Dahlia genetics are complex and unstable, though, and apparently sometime during ‘White Aster’s long history its DNA reverted to producing normal, rounded petals. (Something similar seems to be happening with ‘Old Gold’, whose petals are sometimes notched and sometimes not.) The change must have occurred sometime after 1956 because the de Jager catalog that year describes ‘White Aster’ as having “lovely laciniated flowers.” Although nowadays “laciniated” refers to the fringe-like petals of dahlias such as ‘Tsuki Yori no Shisha’, its dictionary definition is simply “cut into narrow lobes; slashed; jagged.”
Of course it could be that today’s ‘White Aster’ is simply an impostor substituted for the real thing sometime between 1956 and when we first acquired it 50 years later from one of Germany’s oldest and most respected dahlia nurseries – but, at least for now, I’m willing to give it the benefit of the doubt and believe that it’s the real thing minus the notching.
Could the notching reappear someday? Yes! So please keep your eyes peeled and if you ever find a notched bloom on your ‘White Aster’, contact us ASAP. With a little luck we might be able to root a cutting and eventually re-introduce the original, more aster-like ‘White Aster’.

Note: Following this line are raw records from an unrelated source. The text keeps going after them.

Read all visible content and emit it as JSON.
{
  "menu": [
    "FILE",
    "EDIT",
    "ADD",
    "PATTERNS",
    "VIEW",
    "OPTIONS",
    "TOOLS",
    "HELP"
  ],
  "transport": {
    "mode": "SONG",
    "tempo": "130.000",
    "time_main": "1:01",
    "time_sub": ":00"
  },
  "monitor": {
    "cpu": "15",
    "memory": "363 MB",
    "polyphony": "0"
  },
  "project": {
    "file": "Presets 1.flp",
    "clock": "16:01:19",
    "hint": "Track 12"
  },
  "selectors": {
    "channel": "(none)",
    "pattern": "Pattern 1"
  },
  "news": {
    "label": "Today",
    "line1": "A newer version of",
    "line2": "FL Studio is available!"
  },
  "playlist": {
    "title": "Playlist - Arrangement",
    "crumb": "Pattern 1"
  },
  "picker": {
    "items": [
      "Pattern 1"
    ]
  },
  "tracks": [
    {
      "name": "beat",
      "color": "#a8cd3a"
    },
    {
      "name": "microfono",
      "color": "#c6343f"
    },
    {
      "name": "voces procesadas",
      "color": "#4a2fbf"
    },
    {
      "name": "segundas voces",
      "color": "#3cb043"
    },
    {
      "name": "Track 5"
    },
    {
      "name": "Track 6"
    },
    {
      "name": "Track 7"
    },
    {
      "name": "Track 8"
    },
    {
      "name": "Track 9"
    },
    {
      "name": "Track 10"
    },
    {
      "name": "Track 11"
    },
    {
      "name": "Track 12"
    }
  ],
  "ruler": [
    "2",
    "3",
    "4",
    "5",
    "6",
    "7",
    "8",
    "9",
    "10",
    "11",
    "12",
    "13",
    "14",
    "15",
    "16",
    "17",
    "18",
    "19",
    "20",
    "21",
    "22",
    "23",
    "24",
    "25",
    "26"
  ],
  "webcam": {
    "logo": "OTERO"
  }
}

(Thanks to garden historian Thomas Mickey who inspired this article and shared the amazing chromolithograph with us. Read his blog post “Victorian Dahlia ‘White Aster’ Still Shines” and more at American Gardening.net.)
Enormous Tulip Genome is Mapped to Help Breed “Greener” Varieties
Here’s some cutting-edge news from the 182-year-old Wakefield and North of England Tulip Society’s latest newsletter:
“A consortium of three Dutch companies . . . have sequenced tulip DNA using Oxford Nanopore Technologies and the TULIP algorithm (The Uncorrected Long-read Integration Process).
“It seems the tulip has the biggest genome that has ever been sequenced. Its size is estimated to be nearly 11 times larger than that of humans.
“Far more work lies ahead to analyze the data but the intention is to link gene sequences to particular characteristics that can be manipulated to ‘transform tulip breeding, making it faster, more predictive, and above all “greener” because we will focus on varieties that can be grown sustainably,’ according to Hans van den Heuvel of Dümmen Orange [one of the largest Dutch flower breeders and growers]. This would mean using genetic engineering to raise tulips with in-built resistance to pests and diseases, thus reducing the use of chemicals, for ecological and financial benefits.”
At Dümmen Orange’s website, van den Heuvel goes on to say that “the tulip genome makes the human genome look tiny: the entire human genome fits into one tulip chromosome.” Bas Reichert, CEO of the lab that sequenced the genome, says the project “proves that this technology is now feasible and affordable” and will “further accelerate developments in the ornamental sector.”
So are fragrant, deer-proof tulips that return and bloom for decades just around the corner? Maybe not, but it looks like our centuries’ old quest to develop better and better tulips is about to enter a momentous new stage.